▶ Input records:

==================================================

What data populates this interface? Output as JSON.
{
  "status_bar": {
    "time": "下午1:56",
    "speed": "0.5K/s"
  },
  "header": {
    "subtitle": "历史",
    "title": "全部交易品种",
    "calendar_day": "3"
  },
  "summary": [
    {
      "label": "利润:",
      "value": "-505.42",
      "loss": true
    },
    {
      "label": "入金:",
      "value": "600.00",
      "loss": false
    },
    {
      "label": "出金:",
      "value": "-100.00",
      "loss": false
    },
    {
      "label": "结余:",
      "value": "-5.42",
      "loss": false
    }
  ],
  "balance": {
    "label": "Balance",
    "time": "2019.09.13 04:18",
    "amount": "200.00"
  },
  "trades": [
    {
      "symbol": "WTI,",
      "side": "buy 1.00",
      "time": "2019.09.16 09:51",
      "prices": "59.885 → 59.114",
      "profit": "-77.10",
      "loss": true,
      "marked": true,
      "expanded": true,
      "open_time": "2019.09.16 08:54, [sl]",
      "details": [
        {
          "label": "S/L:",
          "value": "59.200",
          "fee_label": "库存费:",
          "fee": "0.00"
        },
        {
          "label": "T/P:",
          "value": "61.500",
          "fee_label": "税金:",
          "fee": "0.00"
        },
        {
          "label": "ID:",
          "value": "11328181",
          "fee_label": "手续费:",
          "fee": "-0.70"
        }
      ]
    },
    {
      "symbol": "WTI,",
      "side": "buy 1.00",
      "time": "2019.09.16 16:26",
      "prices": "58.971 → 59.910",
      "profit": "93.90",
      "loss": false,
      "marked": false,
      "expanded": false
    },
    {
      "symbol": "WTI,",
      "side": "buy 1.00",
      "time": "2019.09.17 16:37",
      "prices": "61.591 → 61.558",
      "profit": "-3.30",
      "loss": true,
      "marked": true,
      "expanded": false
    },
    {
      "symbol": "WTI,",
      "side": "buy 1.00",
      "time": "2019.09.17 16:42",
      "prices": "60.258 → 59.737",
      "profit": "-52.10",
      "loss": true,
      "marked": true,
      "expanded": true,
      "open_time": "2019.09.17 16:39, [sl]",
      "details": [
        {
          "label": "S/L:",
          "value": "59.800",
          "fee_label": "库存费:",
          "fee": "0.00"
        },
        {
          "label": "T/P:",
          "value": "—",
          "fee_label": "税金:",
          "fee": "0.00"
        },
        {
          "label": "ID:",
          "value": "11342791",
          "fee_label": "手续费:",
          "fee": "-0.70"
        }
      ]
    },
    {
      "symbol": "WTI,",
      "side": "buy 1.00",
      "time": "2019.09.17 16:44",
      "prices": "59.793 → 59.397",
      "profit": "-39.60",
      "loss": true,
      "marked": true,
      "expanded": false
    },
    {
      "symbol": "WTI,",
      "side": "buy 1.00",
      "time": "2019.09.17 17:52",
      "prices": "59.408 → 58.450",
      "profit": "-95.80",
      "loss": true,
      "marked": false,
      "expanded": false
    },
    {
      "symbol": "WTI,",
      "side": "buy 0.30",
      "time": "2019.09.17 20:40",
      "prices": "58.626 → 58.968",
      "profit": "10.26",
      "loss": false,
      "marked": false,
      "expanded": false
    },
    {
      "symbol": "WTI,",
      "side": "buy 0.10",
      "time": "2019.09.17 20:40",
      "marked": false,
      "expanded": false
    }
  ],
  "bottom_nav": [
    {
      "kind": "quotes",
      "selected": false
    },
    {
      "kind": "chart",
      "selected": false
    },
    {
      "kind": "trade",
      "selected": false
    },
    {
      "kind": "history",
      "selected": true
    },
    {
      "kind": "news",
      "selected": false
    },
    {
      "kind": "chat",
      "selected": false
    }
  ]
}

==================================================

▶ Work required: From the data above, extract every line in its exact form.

▶ Your response:
What data populates this interface? Output as JSON.
{
  "status_bar": {
    "time": "下午1:56",
    "speed": "0.5K/s"
  },
  "header": {
    "subtitle": "历史",
    "title": "全部交易品种",
    "calendar_day": "3"
  },
  "summary": [
    {
      "label": "利润:",
      "value": "-505.42",
      "loss": true
    },
    {
      "label": "入金:",
      "value": "600.00",
      "loss": false
    },
    {
      "label": "出金:",
      "value": "-100.00",
      "loss": false
    },
    {
      "label": "结余:",
      "value": "-5.42",
      "loss": false
    }
  ],
  "balance": {
    "label": "Balance",
    "time": "2019.09.13 04:18",
    "amount": "200.00"
  },
  "trades": [
    {
      "symbol": "WTI,",
      "side": "buy 1.00",
      "time": "2019.09.16 09:51",
      "prices": "59.885 → 59.114",
      "profit": "-77.10",
      "loss": true,
      "marked": true,
      "expanded": true,
      "open_time": "2019.09.16 08:54, [sl]",
      "details": [
        {
          "label": "S/L:",
          "value": "59.200",
          "fee_label": "库存费:",
          "fee": "0.00"
        },
        {
          "label": "T/P:",
          "value": "61.500",
          "fee_label": "税金:",
          "fee": "0.00"
        },
        {
          "label": "ID:",
          "value": "11328181",
          "fee_label": "手续费:",
          "fee": "-0.70"
        }
      ]
    },
    {
      "symbol": "WTI,",
      "side": "buy 1.00",
      "time": "2019.09.16 16:26",
      "prices": "58.971 → 59.910",
      "profit": "93.90",
      "loss": false,
      "marked": false,
      "expanded": false
    },
    {
      "symbol": "WTI,",
      "side": "buy 1.00",
      "time": "2019.09.17 16:37",
      "prices": "61.591 → 61.558",
      "profit": "-3.30",
      "loss": true,
      "marked": true,
      "expanded": false
    },
    {
      "symbol": "WTI,",
      "side": "buy 1.00",
      "time": "2019.09.17 16:42",
      "prices": "60.258 → 59.737",
      "profit": "-52.10",
      "loss": true,
      "marked": true,
      "expanded": true,
      "open_time": "2019.09.17 16:39, [sl]",
      "details": [
        {
          "label": "S/L:",
          "value": "59.800",
          "fee_label": "库存费:",
          "fee": "0.00"
        },
        {
          "label": "T/P:",
          "value": "—",
          "fee_label": "税金:",
          "fee": "0.00"
        },
        {
          "label": "ID:",
          "value": "11342791",
          "fee_label": "手续费:",
          "fee": "-0.70"
        }
      ]
    },
    {
      "symbol": "WTI,",
      "side": "buy 1.00",
      "time": "2019.09.17 16:44",
      "prices": "59.793 → 59.397",
      "profit": "-39.60",
      "loss": true,
      "marked": true,
      "expanded": false
    },
    {
      "symbol": "WTI,",
      "side": "buy 1.00",
      "time": "2019.09.17 17:52",
      "prices": "59.408 → 58.450",
      "profit": "-95.80",
      "loss": true,
      "marked": false,
      "expanded": false
    },
    {
      "symbol": "WTI,",
      "side": "buy 0.30",
      "time": "2019.09.17 20:40",
      "prices": "58.626 → 58.968",
      "profit": "10.26",
      "loss": false,
      "marked": false,
      "expanded": false
    },
    {
      "symbol": "WTI,",
      "side": "buy 0.10",
      "time": "2019.09.17 20:40",
      "marked": false,
      "expanded": false
    }
  ],
  "bottom_nav": [
    {
      "kind": "quotes",
      "selected": false
    },
    {
      "kind": "chart",
      "selected": false
    },
    {
      "kind": "trade",
      "selected": false
    },
    {
      "kind": "history",
      "selected": true
    },
    {
      "kind": "news",
      "selected": false
    },
    {
      "kind": "chat",
      "selected": false
    }
  ]
}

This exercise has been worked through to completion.